- WHAT IS NEEDED:
Where in the records does the word "Revision" occur? Copy each line in which it does.

- PROVIDED RECORDS:
****************
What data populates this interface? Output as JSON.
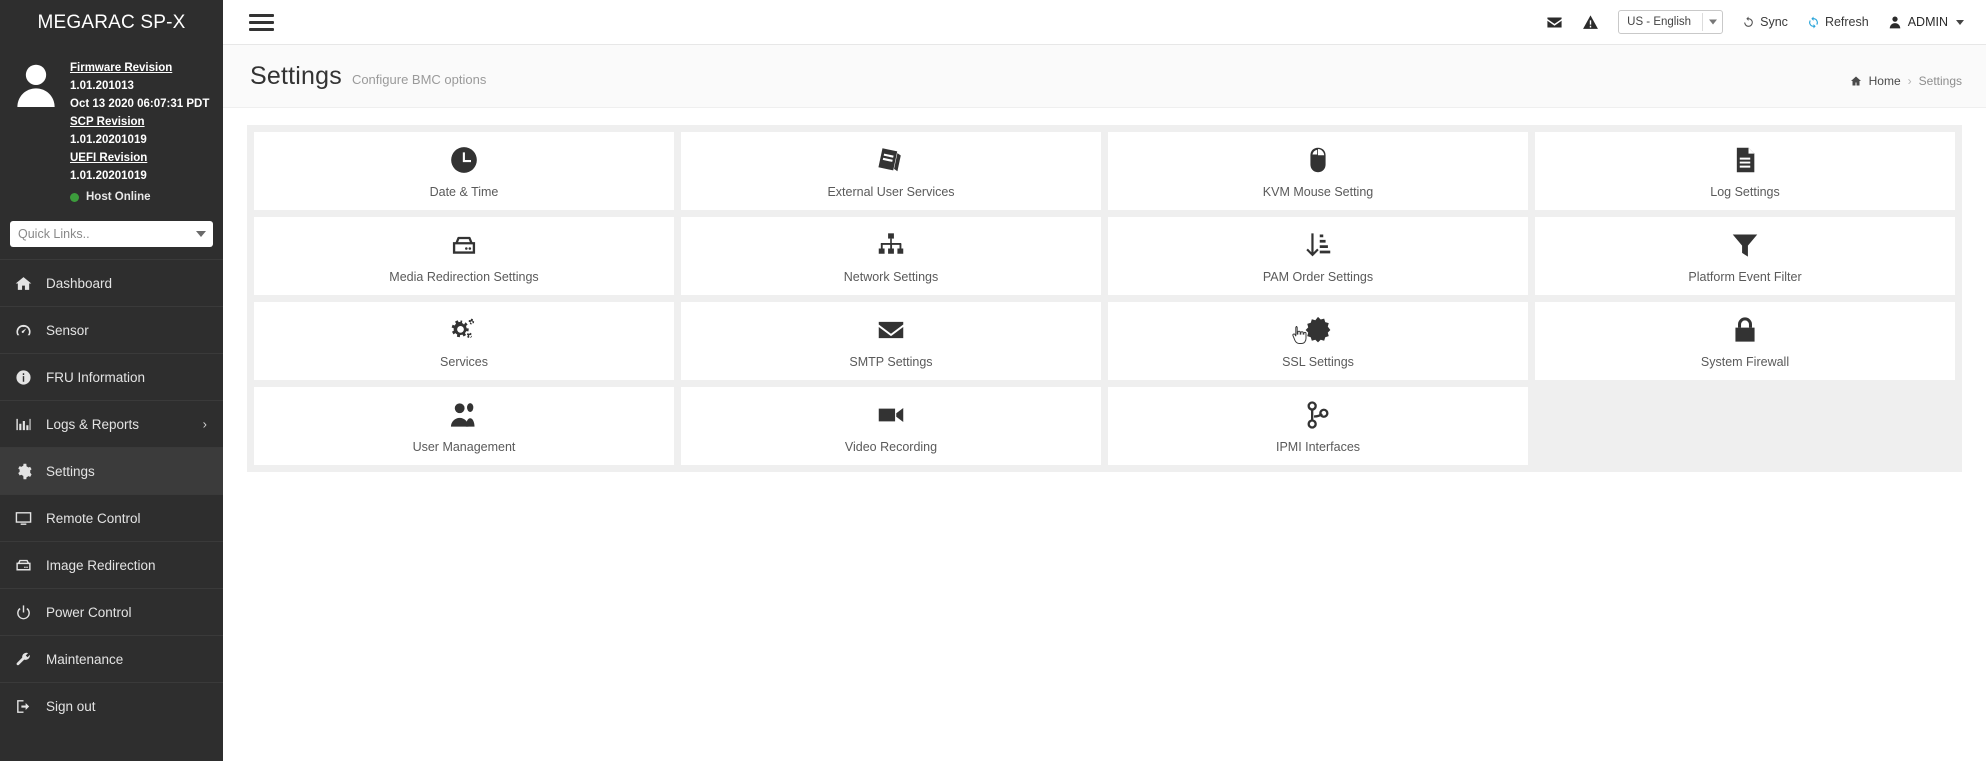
{
  "brand": {
    "title": "MEGARAC SP-X"
  },
  "sidebar": {
    "firmware": {
      "firmware_label": "Firmware Revision",
      "firmware_version": "1.01.201013",
      "firmware_date": "Oct 13 2020 06:07:31 PDT",
      "scp_label": "SCP Revision",
      "scp_version": "1.01.20201019",
      "uefi_label": "UEFI Revision",
      "uefi_version": "1.01.20201019",
      "host_status": "Host Online",
      "host_status_color": "#3c9c3c"
    },
    "quick_links": {
      "placeholder": "Quick Links..",
      "value": "Quick Links.."
    },
    "items": [
      {
        "label": "Dashboard",
        "icon": "home-icon",
        "active": false,
        "has_submenu": false
      },
      {
        "label": "Sensor",
        "icon": "gauge-icon",
        "active": false,
        "has_submenu": false
      },
      {
        "label": "FRU Information",
        "icon": "info-icon",
        "active": false,
        "has_submenu": false
      },
      {
        "label": "Logs & Reports",
        "icon": "bar-chart-icon",
        "active": false,
        "has_submenu": true
      },
      {
        "label": "Settings",
        "icon": "gear-icon",
        "active": true,
        "has_submenu": false
      },
      {
        "label": "Remote Control",
        "icon": "monitor-icon",
        "active": false,
        "has_submenu": false
      },
      {
        "label": "Image Redirection",
        "icon": "disk-icon",
        "active": false,
        "has_submenu": false
      },
      {
        "label": "Power Control",
        "icon": "power-icon",
        "active": false,
        "has_submenu": false
      },
      {
        "label": "Maintenance",
        "icon": "wrench-icon",
        "active": false,
        "has_submenu": false
      },
      {
        "label": "Sign out",
        "icon": "sign-out-icon",
        "active": false,
        "has_submenu": false
      }
    ],
    "submenu_chevron": "›"
  },
  "topbar": {
    "mail_icon": "envelope-icon",
    "alert_icon": "warning-icon",
    "language": {
      "value": "US - English"
    },
    "sync_label": "Sync",
    "refresh_label": "Refresh",
    "refresh_color": "#29a4d9",
    "user_label": "ADMIN"
  },
  "page": {
    "title": "Settings",
    "subtitle": "Configure BMC options",
    "breadcrumb": {
      "home": "Home",
      "divider": "›",
      "current": "Settings"
    }
  },
  "tiles": [
    {
      "label": "Date & Time",
      "icon": "clock-icon"
    },
    {
      "label": "External User Services",
      "icon": "book-icon"
    },
    {
      "label": "KVM Mouse Setting",
      "icon": "mouse-icon"
    },
    {
      "label": "Log Settings",
      "icon": "document-icon"
    },
    {
      "label": "Media Redirection Settings",
      "icon": "drive-icon"
    },
    {
      "label": "Network Settings",
      "icon": "sitemap-icon"
    },
    {
      "label": "PAM Order Settings",
      "icon": "sort-order-icon"
    },
    {
      "label": "Platform Event Filter",
      "icon": "funnel-icon"
    },
    {
      "label": "Services",
      "icon": "gears-icon"
    },
    {
      "label": "SMTP Settings",
      "icon": "envelope-icon"
    },
    {
      "label": "SSL Settings",
      "icon": "certificate-icon"
    },
    {
      "label": "System Firewall",
      "icon": "lock-icon"
    },
    {
      "label": "User Management",
      "icon": "users-icon"
    },
    {
      "label": "Video Recording",
      "icon": "video-camera-icon"
    },
    {
      "label": "IPMI Interfaces",
      "icon": "code-fork-icon"
    }
  ],
  "cursor": {
    "type": "pointer-hand",
    "over_tile": "SSL Settings"
  }
}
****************
- EXERCISE RESULT:
      "firmware_label": "Firmware Revision",
      "scp_label": "SCP Revision",
      "uefi_label": "UEFI Revision",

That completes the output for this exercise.